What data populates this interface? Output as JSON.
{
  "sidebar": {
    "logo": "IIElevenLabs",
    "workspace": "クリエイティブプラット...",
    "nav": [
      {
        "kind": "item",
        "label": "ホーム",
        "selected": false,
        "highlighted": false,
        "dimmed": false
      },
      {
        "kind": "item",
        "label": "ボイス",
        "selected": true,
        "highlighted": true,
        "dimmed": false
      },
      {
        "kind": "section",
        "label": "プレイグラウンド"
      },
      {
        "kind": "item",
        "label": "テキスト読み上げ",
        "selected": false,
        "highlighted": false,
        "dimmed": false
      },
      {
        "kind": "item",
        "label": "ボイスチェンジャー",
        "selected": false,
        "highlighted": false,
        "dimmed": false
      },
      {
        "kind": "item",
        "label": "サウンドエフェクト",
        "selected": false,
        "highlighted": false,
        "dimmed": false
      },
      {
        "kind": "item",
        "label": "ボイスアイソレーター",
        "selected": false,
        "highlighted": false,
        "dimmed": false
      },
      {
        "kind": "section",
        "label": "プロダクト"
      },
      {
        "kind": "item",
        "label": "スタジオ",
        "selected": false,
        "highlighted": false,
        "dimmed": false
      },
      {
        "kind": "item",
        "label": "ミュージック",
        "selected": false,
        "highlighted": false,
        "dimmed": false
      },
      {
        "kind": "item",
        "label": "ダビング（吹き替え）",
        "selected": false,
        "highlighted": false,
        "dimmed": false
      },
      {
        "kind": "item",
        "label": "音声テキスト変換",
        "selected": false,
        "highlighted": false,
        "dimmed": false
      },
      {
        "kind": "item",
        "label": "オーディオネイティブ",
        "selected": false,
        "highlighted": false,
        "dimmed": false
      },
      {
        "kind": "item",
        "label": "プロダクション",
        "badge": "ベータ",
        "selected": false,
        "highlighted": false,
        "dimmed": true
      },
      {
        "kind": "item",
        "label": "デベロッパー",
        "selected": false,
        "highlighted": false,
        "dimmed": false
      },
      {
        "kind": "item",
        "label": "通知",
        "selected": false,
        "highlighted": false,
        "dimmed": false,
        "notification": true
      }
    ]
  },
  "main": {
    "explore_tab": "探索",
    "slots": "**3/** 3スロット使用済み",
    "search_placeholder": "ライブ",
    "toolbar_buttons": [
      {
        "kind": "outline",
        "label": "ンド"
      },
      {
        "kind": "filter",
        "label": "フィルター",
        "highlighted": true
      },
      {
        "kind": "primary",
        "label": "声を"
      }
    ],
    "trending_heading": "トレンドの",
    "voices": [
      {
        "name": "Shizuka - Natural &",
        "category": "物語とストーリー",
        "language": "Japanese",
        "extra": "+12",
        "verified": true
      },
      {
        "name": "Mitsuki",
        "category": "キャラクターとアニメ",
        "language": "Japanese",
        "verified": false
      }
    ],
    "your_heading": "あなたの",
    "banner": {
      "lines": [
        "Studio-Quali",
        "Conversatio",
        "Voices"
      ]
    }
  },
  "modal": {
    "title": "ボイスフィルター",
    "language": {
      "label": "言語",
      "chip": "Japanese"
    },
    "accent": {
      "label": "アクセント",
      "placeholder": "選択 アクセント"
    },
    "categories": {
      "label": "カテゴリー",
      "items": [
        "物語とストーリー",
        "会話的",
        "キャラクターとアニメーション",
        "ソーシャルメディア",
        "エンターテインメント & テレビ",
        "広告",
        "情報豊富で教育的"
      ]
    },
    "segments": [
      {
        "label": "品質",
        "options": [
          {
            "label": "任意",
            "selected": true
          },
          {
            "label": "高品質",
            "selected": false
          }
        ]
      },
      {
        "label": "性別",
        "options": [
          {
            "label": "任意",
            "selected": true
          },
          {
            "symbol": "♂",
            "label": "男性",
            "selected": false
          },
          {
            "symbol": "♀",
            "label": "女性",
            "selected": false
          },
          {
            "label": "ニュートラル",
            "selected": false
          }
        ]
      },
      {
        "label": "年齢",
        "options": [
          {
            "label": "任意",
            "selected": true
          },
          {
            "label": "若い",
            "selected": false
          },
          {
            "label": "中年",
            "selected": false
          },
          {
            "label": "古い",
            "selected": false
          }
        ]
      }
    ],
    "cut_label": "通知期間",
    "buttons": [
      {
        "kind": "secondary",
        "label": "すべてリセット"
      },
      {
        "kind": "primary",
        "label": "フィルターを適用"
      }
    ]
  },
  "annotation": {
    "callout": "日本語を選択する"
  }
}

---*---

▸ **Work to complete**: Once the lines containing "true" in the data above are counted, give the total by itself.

▸ **Result**: 9